They would not have been too surprised to observe clashing opinions, tearing down of the opposition, hardball campaigning, and frequent corruption. They would have been disturbed by the decline of deference, the infantile behavior of many leaders, and the extremes of emotion displayed by many participants in the political game.

Taking a rather dim view of human nature, they sought to build a framework that would dampen political passion, elevate reason, and emplace enlightened leaders in positions of authority so as to contain the chaotic emotions, fears, and demands that often bubbled to the surface. Frequently energetic readers and deep thinkers themselves (certainly not all of them fit the description!), they would have appreciated the efforts of individuals and groups in the humanities who sought to educate and enlighten the public, from the lowliest citizen to the most powerful office holder. Books, when well-conceived and well-executed, constitute a defense against the baser emotions and more ignorant musings that befuddle rational debate and contemplation.

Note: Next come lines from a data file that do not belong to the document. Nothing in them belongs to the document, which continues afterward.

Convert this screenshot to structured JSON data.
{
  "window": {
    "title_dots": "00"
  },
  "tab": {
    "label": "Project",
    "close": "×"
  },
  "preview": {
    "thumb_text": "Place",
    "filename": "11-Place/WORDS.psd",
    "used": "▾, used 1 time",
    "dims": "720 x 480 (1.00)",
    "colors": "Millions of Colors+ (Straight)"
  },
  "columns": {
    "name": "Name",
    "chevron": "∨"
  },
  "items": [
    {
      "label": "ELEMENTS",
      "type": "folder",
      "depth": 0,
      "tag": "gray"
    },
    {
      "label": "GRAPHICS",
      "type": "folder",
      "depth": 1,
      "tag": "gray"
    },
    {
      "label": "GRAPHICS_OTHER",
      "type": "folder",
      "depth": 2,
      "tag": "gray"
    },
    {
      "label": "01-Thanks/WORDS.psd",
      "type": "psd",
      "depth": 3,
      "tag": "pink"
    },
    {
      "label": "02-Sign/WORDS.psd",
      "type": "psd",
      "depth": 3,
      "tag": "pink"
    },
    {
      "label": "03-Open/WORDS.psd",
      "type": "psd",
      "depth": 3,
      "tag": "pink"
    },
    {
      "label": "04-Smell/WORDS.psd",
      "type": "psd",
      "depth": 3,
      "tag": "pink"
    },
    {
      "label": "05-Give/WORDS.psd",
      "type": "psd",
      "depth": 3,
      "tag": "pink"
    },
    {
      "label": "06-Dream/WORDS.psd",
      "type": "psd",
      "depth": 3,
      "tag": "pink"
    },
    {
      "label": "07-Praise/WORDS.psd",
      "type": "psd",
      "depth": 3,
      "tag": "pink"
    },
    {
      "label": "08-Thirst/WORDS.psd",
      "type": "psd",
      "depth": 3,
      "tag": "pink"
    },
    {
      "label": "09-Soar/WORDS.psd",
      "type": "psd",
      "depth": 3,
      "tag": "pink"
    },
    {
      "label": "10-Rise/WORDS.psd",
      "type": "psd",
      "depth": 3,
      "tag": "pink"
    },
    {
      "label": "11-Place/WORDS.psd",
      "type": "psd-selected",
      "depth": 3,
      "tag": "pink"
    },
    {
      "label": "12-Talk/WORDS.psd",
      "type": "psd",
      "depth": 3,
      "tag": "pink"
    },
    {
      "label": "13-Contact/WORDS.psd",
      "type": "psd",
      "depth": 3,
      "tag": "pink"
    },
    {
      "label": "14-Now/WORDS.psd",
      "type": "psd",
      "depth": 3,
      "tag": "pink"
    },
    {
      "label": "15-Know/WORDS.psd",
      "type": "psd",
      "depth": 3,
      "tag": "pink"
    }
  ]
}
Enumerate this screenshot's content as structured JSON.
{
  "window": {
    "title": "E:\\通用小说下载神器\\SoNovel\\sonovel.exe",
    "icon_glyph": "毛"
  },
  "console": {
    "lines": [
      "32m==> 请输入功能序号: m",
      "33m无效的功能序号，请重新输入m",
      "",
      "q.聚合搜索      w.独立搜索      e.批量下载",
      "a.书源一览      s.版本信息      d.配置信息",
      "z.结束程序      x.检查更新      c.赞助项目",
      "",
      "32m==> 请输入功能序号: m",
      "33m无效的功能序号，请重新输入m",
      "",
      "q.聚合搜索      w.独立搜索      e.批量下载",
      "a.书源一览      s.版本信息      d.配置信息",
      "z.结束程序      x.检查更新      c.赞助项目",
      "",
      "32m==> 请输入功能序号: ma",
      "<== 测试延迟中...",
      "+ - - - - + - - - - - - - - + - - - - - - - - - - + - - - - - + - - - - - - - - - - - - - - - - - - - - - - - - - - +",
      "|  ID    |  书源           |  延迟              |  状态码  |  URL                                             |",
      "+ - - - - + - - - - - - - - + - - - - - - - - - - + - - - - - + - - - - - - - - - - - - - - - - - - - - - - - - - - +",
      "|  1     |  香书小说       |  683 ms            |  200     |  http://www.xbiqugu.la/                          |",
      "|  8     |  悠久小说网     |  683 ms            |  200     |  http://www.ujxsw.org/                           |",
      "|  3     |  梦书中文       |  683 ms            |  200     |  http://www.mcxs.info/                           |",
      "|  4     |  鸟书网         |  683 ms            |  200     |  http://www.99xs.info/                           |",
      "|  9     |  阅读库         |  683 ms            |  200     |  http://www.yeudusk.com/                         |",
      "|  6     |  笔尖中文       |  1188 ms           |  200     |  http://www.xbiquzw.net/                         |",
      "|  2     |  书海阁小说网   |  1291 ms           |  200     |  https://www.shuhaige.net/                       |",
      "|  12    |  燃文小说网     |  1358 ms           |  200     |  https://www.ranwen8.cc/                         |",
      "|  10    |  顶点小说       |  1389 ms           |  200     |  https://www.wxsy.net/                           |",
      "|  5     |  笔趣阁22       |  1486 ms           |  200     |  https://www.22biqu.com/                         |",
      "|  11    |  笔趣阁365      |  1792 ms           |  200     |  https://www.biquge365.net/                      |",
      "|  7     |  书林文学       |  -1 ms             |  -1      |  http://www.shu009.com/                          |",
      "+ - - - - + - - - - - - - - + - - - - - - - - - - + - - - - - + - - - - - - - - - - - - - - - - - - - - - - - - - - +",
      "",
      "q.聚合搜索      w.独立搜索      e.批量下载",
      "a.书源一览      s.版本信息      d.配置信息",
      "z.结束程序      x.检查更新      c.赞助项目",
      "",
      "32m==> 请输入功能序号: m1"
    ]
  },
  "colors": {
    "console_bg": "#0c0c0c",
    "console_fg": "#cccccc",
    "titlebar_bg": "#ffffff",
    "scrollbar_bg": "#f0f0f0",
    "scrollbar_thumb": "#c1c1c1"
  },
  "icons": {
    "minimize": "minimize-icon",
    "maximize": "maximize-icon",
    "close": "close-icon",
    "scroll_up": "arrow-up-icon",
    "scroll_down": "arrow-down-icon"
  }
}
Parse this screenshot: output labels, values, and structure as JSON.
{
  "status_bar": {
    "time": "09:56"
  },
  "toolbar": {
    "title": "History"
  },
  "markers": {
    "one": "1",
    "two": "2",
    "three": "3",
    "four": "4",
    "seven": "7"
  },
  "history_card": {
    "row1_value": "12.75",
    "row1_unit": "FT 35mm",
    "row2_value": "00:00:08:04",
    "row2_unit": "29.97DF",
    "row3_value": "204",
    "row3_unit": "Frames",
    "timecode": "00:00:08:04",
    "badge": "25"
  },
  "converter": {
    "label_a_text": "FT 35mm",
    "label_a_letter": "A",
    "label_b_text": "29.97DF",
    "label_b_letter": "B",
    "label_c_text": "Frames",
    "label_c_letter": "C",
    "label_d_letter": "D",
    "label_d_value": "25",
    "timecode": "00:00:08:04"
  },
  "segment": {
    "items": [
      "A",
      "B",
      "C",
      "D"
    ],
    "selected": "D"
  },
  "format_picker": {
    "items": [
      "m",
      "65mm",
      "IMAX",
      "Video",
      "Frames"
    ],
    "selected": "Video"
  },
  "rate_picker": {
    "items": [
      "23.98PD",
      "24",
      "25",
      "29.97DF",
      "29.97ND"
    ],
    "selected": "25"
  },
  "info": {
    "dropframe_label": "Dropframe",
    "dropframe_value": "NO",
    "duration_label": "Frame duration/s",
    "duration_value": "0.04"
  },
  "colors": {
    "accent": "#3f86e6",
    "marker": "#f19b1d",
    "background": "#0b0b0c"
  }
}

In the end, as Winston Churchill so ably reminded us, “Democracy is the worst type of government, except every other system that has ever been tried.” The wisdom contained in the humanities and in Pulitzer Prize-winning books like these constitutes a significant reason for why we can entertain strong hope for the future of our democracy.


John Miller, professor of history emeritus, wrote this as a continuation of the first two books in the five-book series.

The series of five Pulitzer Prize book talks, is called "The Role of Government in Americans’ Lives as Depicted in Pulitzer Prize-winning Books." All programs start at 7 pm in the library’s Cooper Room.

Talks were held Tuesday, May 17 with Larry Rogers and Tuesday, May 24 with Bob Burns. The next talks continue on Thursday, June 16 with Nels Granholm; Tuesday, June 21 with Mac Harris; and Tuesday, July 5 with John Miller.